I’ve been suffering from hair loss for several years, but the symptoms are so bizarre I’m now convinced it’s caused by the heat exhaustion.
I’ve spent a great deal of time over the years trying to explain to friends, family and patients that hair loss is a temporary state, but I can’t seem to get them to believe it.
Even doctors, who have a vested interest in helping patients, have been less than enthusiastic.
As I sat in the chair with my hair in my eyes, my mind raced, thinking: what the hell am I doing?
Why does this happen?
I’m also struggling to explain my body’s reaction to the constant pressure to be thin, which is the same as the pressure to keep my body fat at a constant level.
It’s like a vicious cycle: the more I try to shed my excess weight, the more my body craves the thinness, and the more it feels compelled to eat the same amount of food as I do.
This makes me realise how little I actually know about the condition, let alone its cause.
Facial twitches caused by excessive heat exposure were once considered an uncommon condition.
Today, more than 1.3 million Americans suffer from it, according to the American Association of Dermatologists.
But in my 40s, I discovered that many people who had suffered from facial twitching experienced symptoms before they were even aware of it.
In fact, many had symptoms before the onset of the condition.
For example, I lost my eyelashes when I was five and my face began to change.
My father had similar symptoms in the late 60s, although he was able to maintain a thin appearance.
And even when the symptoms went away, they would resurface when I returned to work or when I started to drink.
So it was no surprise that I had no idea why my hair was so sensitive to the intense heat, but for years I had assumed it was due to my body reacting to a virus.
Now, with my own experience in the clinic, it’s become clear that there’s a genetic component.
After all, I am an extremely thin person and have no genetic predisposition to skin cancer, but when it comes to the condition itself, it turns out my body responds differently.

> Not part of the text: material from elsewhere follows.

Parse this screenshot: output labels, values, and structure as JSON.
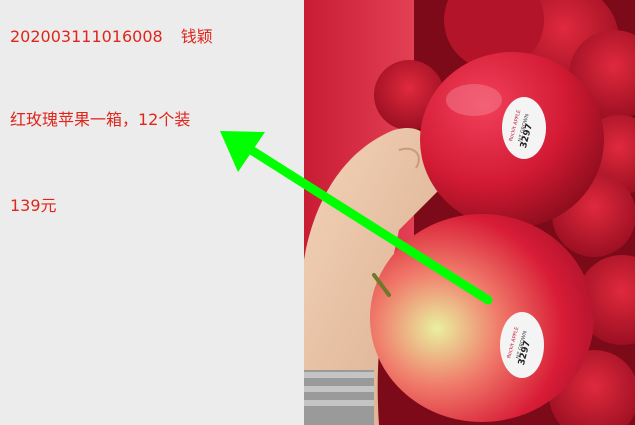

In my case, the cause is a mutation in a gene called HLA-B27, which encodes for a protein known as an ‘epidermal growth factor receptor’.
Hair cells from my face have this receptor and when exposed to heat, it activates it.
It’s this receptor that is responsible for causing the hair twitches.
These receptors are found on every layer of our skin, from the epidermis to the dermis, but they only activate when exposed specifically to heat.
We know this because researchers have found that those who have an HLA mutation also have more of these receptors than the rest of the population.
There are, however, a number of genetic factors that contribute to the risk of facial twitches, including a number that are present in a large proportion of the people who suffer from the condition and one gene called FTO1, which, when mutated, causes the condition to appear as a ‘flaky’ condition rather than a ‘fuzzy’ one.
Researchers now believe that people who carry a mutation that leads to an abnormal version of this gene also have higher levels of FTO, and that the mutations are passed on to their offspring.
However, my hair has never been the only reason my skin is sensitive to heat and I’m only one person out of millions of people in the world who suffers from facial hair loss.
When I was a teenager, I had an epidermal fibroblastoma, a type of cancer that attacks the skin.
The cancer eventually spread to my scalp, which was then covered in a thin layer of hair, called my “crown”, and my condition continued to progress.
Over the years, I have lost a lot of hair.
Since my diagnosis, I’ve had many treatments, including chemotherapy and radiation.
But my treatment was a complete disaster, because it turned out to be my most successful treatment.
Once the cancer had spread, it was possible to treat the growth with a different gene, which caused the condition’s symptoms to disappear.
By then, however the mutation had been passed on from father to son, I was back to having the same condition.
It was then that I was shocked to discover that my hair would still twinkle in the mirror.
I had been told my hair had gone completely bald.
At first, I thought I was experiencing a viral disease.
But when I noticed my hair began to stand up and look thinner, I realised that I wasn’t just experiencing a rare genetic disorder. A